* _Instructions to follow_
The whole listing must be printed again without any alteration.
+++
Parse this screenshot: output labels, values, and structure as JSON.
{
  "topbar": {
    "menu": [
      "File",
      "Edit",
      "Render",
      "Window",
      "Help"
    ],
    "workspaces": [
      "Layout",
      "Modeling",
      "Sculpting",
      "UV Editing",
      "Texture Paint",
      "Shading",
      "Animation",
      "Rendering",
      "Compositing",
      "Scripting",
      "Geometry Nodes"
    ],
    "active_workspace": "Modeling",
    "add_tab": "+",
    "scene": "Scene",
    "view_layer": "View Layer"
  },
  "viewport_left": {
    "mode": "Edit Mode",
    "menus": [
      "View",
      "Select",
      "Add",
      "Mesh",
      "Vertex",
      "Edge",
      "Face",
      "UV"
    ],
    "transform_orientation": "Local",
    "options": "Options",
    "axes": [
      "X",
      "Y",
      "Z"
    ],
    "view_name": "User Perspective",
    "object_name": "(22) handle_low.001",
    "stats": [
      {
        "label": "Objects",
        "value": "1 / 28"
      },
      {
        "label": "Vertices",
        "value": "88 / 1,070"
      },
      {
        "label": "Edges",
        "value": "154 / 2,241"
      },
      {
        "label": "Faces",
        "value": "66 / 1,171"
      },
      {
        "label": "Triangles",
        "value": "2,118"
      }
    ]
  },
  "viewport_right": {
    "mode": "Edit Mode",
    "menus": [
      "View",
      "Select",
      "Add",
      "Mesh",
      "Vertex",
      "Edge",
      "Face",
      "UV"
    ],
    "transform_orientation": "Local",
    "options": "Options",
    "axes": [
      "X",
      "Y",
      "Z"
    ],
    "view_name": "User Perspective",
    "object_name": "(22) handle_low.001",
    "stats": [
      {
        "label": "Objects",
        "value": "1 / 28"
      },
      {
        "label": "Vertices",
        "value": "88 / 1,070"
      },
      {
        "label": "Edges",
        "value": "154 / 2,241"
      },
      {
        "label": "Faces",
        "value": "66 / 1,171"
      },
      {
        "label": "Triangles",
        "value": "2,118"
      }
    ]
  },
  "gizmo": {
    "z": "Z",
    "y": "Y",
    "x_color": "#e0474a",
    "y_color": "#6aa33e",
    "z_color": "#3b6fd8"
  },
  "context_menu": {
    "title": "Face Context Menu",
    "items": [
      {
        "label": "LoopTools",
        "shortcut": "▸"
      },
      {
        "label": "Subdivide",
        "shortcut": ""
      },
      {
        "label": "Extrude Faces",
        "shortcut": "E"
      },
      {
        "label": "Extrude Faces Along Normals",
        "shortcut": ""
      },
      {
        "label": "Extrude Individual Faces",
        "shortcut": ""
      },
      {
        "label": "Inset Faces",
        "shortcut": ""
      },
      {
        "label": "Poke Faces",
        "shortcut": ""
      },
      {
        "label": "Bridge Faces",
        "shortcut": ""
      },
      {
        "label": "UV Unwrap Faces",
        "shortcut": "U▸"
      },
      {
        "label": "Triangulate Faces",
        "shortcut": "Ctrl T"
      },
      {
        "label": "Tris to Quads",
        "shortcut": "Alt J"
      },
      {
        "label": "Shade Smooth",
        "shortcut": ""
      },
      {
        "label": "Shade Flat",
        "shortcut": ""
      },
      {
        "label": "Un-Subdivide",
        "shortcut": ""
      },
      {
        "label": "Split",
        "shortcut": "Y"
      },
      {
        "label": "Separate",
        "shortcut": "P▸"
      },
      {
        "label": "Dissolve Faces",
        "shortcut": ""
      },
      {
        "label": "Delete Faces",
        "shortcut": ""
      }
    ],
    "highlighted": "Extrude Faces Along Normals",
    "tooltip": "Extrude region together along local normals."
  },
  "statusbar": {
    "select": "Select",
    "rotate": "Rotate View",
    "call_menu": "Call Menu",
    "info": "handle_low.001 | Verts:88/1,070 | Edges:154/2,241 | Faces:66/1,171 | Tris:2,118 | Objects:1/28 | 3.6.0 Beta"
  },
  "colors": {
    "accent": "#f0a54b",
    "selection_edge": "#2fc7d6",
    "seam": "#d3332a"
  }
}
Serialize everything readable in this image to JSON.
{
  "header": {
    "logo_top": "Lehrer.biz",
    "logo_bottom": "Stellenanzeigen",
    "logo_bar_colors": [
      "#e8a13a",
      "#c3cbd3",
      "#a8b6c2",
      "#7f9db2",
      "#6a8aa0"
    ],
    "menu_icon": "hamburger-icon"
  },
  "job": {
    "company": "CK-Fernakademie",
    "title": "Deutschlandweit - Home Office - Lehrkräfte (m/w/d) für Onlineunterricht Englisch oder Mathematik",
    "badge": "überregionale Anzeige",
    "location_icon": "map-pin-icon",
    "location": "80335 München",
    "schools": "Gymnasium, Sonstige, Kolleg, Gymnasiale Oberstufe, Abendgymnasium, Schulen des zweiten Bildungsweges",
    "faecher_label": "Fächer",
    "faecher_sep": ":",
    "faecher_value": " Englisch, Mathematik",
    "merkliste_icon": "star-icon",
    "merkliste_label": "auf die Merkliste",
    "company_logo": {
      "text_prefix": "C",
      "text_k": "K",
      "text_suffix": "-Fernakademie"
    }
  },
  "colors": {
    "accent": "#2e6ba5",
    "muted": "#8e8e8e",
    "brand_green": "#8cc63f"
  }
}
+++
* _Result below_
Parse this screenshot: output labels, values, and structure as JSON.
{
  "topbar": {
    "menu": [
      "File",
      "Edit",
      "Render",
      "Window",
      "Help"
    ],
    "workspaces": [
      "Layout",
      "Modeling",
      "Sculpting",
      "UV Editing",
      "Texture Paint",
      "Shading",
      "Animation",
      "Rendering",
      "Compositing",
      "Scripting",
      "Geometry Nodes"
    ],
    "active_workspace": "Modeling",
    "add_tab": "+",
    "scene": "Scene",
    "view_layer": "View Layer"
  },
  "viewport_left": {
    "mode": "Edit Mode",
    "menus": [
      "View",
      "Select",
      "Add",
      "Mesh",
      "Vertex",
      "Edge",
      "Face",
      "UV"
    ],
    "transform_orientation": "Local",
    "options": "Options",
    "axes": [
      "X",
      "Y",
      "Z"
    ],
    "view_name": "User Perspective",
    "object_name": "(22) handle_low.001",
    "stats": [
      {
        "label": "Objects",
        "value": "1 / 28"
      },
      {
        "label": "Vertices",
        "value": "88 / 1,070"
      },
      {
        "label": "Edges",
        "value": "154 / 2,241"
      },
      {
        "label": "Faces",
        "value": "66 / 1,171"
      },
      {
        "label": "Triangles",
        "value": "2,118"
      }
    ]
  },
  "viewport_right": {
    "mode": "Edit Mode",
    "menus": [
      "View",
      "Select",
      "Add",
      "Mesh",
      "Vertex",
      "Edge",
      "Face",
      "UV"
    ],
    "transform_orientation": "Local",
    "options": "Options",
    "axes": [
      "X",
      "Y",
      "Z"
    ],
    "view_name": "User Perspective",
    "object_name": "(22) handle_low.001",
    "stats": [
      {
        "label": "Objects",
        "value": "1 / 28"
      },
      {
        "label": "Vertices",
        "value": "88 / 1,070"
      },
      {
        "label": "Edges",
        "value": "154 / 2,241"
      },
      {
        "label": "Faces",
        "value": "66 / 1,171"
      },
      {
        "label": "Triangles",
        "value": "2,118"
      }
    ]
  },
  "gizmo": {
    "z": "Z",
    "y": "Y",
    "x_color": "#e0474a",
    "y_color": "#6aa33e",
    "z_color": "#3b6fd8"
  },
  "context_menu": {
    "title": "Face Context Menu",
    "items": [
      {
        "label": "LoopTools",
        "shortcut": "▸"
      },
      {
        "label": "Subdivide",
        "shortcut": ""
      },
      {
        "label": "Extrude Faces",
        "shortcut": "E"
      },
      {
        "label": "Extrude Faces Along Normals",
        "shortcut": ""
      },
      {
        "label": "Extrude Individual Faces",
        "shortcut": ""
      },
      {
        "label": "Inset Faces",
        "shortcut": ""
      },
      {
        "label": "Poke Faces",
        "shortcut": ""
      },
      {
        "label": "Bridge Faces",
        "shortcut": ""
      },
      {
        "label": "UV Unwrap Faces",
        "shortcut": "U▸"
      },
      {
        "label": "Triangulate Faces",
        "shortcut": "Ctrl T"
      },
      {
        "label": "Tris to Quads",
        "shortcut": "Alt J"
      },
      {
        "label": "Shade Smooth",
        "shortcut": ""
      },
      {
        "label": "Shade Flat",
        "shortcut": ""
      },
      {
        "label": "Un-Subdivide",
        "shortcut": ""
      },
      {
        "label": "Split",
        "shortcut": "Y"
      },
      {
        "label": "Separate",
        "shortcut": "P▸"
      },
      {
        "label": "Dissolve Faces",
        "shortcut": ""
      },
      {
        "label": "Delete Faces",
        "shortcut": ""
      }
    ],
    "highlighted": "Extrude Faces Along Normals",
    "tooltip": "Extrude region together along local normals."
  },
  "statusbar": {
    "select": "Select",
    "rotate": "Rotate View",
    "call_menu": "Call Menu",
    "info": "handle_low.001 | Verts:88/1,070 | Edges:154/2,241 | Faces:66/1,171 | Tris:2,118 | Objects:1/28 | 3.6.0 Beta"
  },
  "colors": {
    "accent": "#f0a54b",
    "selection_edge": "#2fc7d6",
    "seam": "#d3332a"
  }
}
Serialize everything readable in this image to JSON.
{
  "header": {
    "logo_top": "Lehrer.biz",
    "logo_bottom": "Stellenanzeigen",
    "logo_bar_colors": [
      "#e8a13a",
      "#c3cbd3",
      "#a8b6c2",
      "#7f9db2",
      "#6a8aa0"
    ],
    "menu_icon": "hamburger-icon"
  },
  "job": {
    "company": "CK-Fernakademie",
    "title": "Deutschlandweit - Home Office - Lehrkräfte (m/w/d) für Onlineunterricht Englisch oder Mathematik",
    "badge": "überregionale Anzeige",
    "location_icon": "map-pin-icon",
    "location": "80335 München",
    "schools": "Gymnasium, Sonstige, Kolleg, Gymnasiale Oberstufe, Abendgymnasium, Schulen des zweiten Bildungsweges",
    "faecher_label": "Fächer",
    "faecher_sep": ":",
    "faecher_value": " Englisch, Mathematik",
    "merkliste_icon": "star-icon",
    "merkliste_label": "auf die Merkliste",
    "company_logo": {
      "text_prefix": "C",
      "text_k": "K",
      "text_suffix": "-Fernakademie"
    }
  },
  "colors": {
    "accent": "#2e6ba5",
    "muted": "#8e8e8e",
    "brand_green": "#8cc63f"
  }
}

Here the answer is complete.